Copy all lines below that use the word "entry".

- [Available data]:

= = = = = = =

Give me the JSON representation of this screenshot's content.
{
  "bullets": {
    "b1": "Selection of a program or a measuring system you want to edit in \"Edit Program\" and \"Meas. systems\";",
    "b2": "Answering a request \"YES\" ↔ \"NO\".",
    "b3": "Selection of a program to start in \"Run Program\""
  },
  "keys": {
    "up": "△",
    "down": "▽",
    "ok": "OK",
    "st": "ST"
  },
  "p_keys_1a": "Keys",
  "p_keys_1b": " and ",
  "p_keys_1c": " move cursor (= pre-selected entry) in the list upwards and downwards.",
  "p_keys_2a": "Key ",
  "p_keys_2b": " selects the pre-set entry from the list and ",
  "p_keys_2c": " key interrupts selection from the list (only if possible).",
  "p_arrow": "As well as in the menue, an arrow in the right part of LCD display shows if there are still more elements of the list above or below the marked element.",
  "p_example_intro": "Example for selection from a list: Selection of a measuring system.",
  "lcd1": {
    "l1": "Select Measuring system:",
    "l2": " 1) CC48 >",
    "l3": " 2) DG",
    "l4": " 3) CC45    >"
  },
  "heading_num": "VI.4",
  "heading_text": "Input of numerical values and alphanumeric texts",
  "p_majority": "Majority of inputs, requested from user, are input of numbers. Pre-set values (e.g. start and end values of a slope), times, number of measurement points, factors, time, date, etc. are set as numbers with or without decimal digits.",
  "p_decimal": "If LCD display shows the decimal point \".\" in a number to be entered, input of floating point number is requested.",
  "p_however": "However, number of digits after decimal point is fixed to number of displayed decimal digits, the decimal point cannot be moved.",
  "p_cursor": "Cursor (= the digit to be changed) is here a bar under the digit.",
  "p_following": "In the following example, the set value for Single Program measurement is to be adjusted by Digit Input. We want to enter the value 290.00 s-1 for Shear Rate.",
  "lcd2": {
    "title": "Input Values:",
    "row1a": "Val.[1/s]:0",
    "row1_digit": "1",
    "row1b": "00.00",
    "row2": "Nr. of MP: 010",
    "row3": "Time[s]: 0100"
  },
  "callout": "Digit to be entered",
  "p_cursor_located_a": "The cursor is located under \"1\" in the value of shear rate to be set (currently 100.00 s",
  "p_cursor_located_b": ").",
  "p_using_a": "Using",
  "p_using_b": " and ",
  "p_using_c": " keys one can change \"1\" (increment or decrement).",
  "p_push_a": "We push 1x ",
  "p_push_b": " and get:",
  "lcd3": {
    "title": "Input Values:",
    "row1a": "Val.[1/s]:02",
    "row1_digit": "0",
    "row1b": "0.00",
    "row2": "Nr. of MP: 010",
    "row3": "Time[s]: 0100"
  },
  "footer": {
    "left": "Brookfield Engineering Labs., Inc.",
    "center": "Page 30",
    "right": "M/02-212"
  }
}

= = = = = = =

- [Result for this task]:
  "p_keys_1c": " move cursor (= pre-selected entry) in the list upwards and downwards.",
  "p_keys_2b": " selects the pre-set entry from the list and ",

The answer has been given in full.